╭─ DATA IN THIS EXERCISE

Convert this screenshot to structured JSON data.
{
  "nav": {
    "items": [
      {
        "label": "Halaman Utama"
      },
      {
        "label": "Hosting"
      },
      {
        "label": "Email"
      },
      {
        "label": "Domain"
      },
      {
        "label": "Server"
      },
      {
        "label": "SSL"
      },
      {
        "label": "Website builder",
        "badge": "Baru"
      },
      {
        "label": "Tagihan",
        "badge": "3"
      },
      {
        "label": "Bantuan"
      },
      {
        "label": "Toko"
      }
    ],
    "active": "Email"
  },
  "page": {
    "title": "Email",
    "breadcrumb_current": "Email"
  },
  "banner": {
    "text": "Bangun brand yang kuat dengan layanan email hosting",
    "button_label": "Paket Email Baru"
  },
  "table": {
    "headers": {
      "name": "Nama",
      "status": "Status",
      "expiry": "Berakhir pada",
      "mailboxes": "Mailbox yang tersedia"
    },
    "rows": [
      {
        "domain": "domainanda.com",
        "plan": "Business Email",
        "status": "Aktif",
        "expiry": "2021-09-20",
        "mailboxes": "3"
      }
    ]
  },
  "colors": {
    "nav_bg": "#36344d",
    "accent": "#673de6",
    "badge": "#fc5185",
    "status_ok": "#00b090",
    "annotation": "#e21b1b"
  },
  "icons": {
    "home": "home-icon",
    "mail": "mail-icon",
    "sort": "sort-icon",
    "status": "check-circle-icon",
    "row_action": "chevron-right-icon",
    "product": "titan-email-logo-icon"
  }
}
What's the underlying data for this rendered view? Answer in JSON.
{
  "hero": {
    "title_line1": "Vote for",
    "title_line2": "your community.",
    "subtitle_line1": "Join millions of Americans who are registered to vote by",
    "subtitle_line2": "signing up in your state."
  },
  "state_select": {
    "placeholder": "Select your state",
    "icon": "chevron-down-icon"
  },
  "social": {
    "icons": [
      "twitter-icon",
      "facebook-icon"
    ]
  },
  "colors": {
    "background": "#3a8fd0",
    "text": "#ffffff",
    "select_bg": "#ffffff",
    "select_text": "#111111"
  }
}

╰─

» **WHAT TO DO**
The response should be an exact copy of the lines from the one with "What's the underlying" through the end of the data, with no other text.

» **EXERCISE ANSWER**
What's the underlying data for this rendered view? Answer in JSON.
{
  "hero": {
    "title_line1": "Vote for",
    "title_line2": "your community.",
    "subtitle_line1": "Join millions of Americans who are registered to vote by",
    "subtitle_line2": "signing up in your state."
  },
  "state_select": {
    "placeholder": "Select your state",
    "icon": "chevron-down-icon"
  },
  "social": {
    "icons": [
      "twitter-icon",
      "facebook-icon"
    ]
  },
  "colors": {
    "background": "#3a8fd0",
    "text": "#ffffff",
    "select_bg": "#ffffff",
    "select_text": "#111111"
  }
}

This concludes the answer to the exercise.